PROBLEM TO SOLVE | All of the records should be given again verbatim.

DATA TO USE |

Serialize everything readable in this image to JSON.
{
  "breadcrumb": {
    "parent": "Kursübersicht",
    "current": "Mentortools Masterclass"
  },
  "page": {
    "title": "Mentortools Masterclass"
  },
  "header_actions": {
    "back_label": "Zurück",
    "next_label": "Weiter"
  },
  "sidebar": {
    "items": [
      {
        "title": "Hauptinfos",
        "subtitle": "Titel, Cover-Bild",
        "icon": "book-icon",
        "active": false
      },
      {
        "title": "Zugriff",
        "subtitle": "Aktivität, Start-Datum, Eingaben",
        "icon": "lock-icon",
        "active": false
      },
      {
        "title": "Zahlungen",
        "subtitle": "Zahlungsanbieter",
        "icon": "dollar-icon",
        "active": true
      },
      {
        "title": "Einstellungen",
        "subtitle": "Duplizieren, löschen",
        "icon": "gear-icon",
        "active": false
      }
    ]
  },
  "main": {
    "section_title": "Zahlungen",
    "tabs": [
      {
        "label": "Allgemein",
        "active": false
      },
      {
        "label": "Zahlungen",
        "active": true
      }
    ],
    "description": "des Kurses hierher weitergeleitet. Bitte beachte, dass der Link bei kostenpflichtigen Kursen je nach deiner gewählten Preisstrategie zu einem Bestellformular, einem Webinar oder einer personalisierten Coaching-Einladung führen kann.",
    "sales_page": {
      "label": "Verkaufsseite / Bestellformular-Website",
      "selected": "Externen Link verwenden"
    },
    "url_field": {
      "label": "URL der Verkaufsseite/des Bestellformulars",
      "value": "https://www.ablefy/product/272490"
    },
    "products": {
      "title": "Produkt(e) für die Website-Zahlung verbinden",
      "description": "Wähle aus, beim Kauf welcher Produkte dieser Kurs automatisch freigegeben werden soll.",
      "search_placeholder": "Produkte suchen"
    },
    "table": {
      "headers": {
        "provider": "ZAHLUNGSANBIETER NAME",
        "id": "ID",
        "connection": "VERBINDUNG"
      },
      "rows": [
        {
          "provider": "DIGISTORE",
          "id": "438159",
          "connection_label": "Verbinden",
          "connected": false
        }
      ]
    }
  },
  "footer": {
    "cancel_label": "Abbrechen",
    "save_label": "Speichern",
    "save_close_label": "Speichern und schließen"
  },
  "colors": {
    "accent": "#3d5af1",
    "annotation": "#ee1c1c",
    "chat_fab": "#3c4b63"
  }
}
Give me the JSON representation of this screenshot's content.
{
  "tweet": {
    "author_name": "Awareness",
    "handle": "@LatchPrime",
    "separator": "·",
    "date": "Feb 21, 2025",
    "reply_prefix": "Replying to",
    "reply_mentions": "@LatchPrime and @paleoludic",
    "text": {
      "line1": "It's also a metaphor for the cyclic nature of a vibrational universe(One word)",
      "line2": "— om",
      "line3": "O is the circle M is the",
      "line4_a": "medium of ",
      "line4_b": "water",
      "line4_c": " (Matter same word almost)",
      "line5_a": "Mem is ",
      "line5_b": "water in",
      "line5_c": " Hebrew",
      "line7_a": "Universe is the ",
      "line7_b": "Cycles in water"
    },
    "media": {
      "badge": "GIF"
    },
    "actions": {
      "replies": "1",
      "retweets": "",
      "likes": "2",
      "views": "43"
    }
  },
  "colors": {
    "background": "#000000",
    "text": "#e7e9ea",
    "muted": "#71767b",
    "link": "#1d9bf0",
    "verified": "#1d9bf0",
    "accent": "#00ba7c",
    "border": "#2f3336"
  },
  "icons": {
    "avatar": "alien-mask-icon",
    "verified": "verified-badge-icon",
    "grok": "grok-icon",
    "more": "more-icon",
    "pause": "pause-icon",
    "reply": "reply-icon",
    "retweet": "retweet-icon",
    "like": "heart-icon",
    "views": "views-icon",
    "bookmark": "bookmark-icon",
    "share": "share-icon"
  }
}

EXPECTED ANSWER |
Serialize everything readable in this image to JSON.
{
  "breadcrumb": {
    "parent": "Kursübersicht",
    "current": "Mentortools Masterclass"
  },
  "page": {
    "title": "Mentortools Masterclass"
  },
  "header_actions": {
    "back_label": "Zurück",
    "next_label": "Weiter"
  },
  "sidebar": {
    "items": [
      {
        "title": "Hauptinfos",
        "subtitle": "Titel, Cover-Bild",
        "icon": "book-icon",
        "active": false
      },
      {
        "title": "Zugriff",
        "subtitle": "Aktivität, Start-Datum, Eingaben",
        "icon": "lock-icon",
        "active": false
      },
      {
        "title": "Zahlungen",
        "subtitle": "Zahlungsanbieter",
        "icon": "dollar-icon",
        "active": true
      },
      {
        "title": "Einstellungen",
        "subtitle": "Duplizieren, löschen",
        "icon": "gear-icon",
        "active": false
      }
    ]
  },
  "main": {
    "section_title": "Zahlungen",
    "tabs": [
      {
        "label": "Allgemein",
        "active": false
      },
      {
        "label": "Zahlungen",
        "active": true
      }
    ],
    "description": "des Kurses hierher weitergeleitet. Bitte beachte, dass der Link bei kostenpflichtigen Kursen je nach deiner gewählten Preisstrategie zu einem Bestellformular, einem Webinar oder einer personalisierten Coaching-Einladung führen kann.",
    "sales_page": {
      "label": "Verkaufsseite / Bestellformular-Website",
      "selected": "Externen Link verwenden"
    },
    "url_field": {
      "label": "URL der Verkaufsseite/des Bestellformulars",
      "value": "https://www.ablefy/product/272490"
    },
    "products": {
      "title": "Produkt(e) für die Website-Zahlung verbinden",
      "description": "Wähle aus, beim Kauf welcher Produkte dieser Kurs automatisch freigegeben werden soll.",
      "search_placeholder": "Produkte suchen"
    },
    "table": {
      "headers": {
        "provider": "ZAHLUNGSANBIETER NAME",
        "id": "ID",
        "connection": "VERBINDUNG"
      },
      "rows": [
        {
          "provider": "DIGISTORE",
          "id": "438159",
          "connection_label": "Verbinden",
          "connected": false
        }
      ]
    }
  },
  "footer": {
    "cancel_label": "Abbrechen",
    "save_label": "Speichern",
    "save_close_label": "Speichern und schließen"
  },
  "colors": {
    "accent": "#3d5af1",
    "annotation": "#ee1c1c",
    "chat_fab": "#3c4b63"
  }
}
Give me the JSON representation of this screenshot's content.
{
  "tweet": {
    "author_name": "Awareness",
    "handle": "@LatchPrime",
    "separator": "·",
    "date": "Feb 21, 2025",
    "reply_prefix": "Replying to",
    "reply_mentions": "@LatchPrime and @paleoludic",
    "text": {
      "line1": "It's also a metaphor for the cyclic nature of a vibrational universe(One word)",
      "line2": "— om",
      "line3": "O is the circle M is the",
      "line4_a": "medium of ",
      "line4_b": "water",
      "line4_c": " (Matter same word almost)",
      "line5_a": "Mem is ",
      "line5_b": "water in",
      "line5_c": " Hebrew",
      "line7_a": "Universe is the ",
      "line7_b": "Cycles in water"
    },
    "media": {
      "badge": "GIF"
    },
    "actions": {
      "replies": "1",
      "retweets": "",
      "likes": "2",
      "views": "43"
    }
  },
  "colors": {
    "background": "#000000",
    "text": "#e7e9ea",
    "muted": "#71767b",
    "link": "#1d9bf0",
    "verified": "#1d9bf0",
    "accent": "#00ba7c",
    "border": "#2f3336"
  },
  "icons": {
    "avatar": "alien-mask-icon",
    "verified": "verified-badge-icon",
    "grok": "grok-icon",
    "more": "more-icon",
    "pause": "pause-icon",
    "reply": "reply-icon",
    "retweet": "retweet-icon",
    "like": "heart-icon",
    "views": "views-icon",
    "bookmark": "bookmark-icon",
    "share": "share-icon"
  }
}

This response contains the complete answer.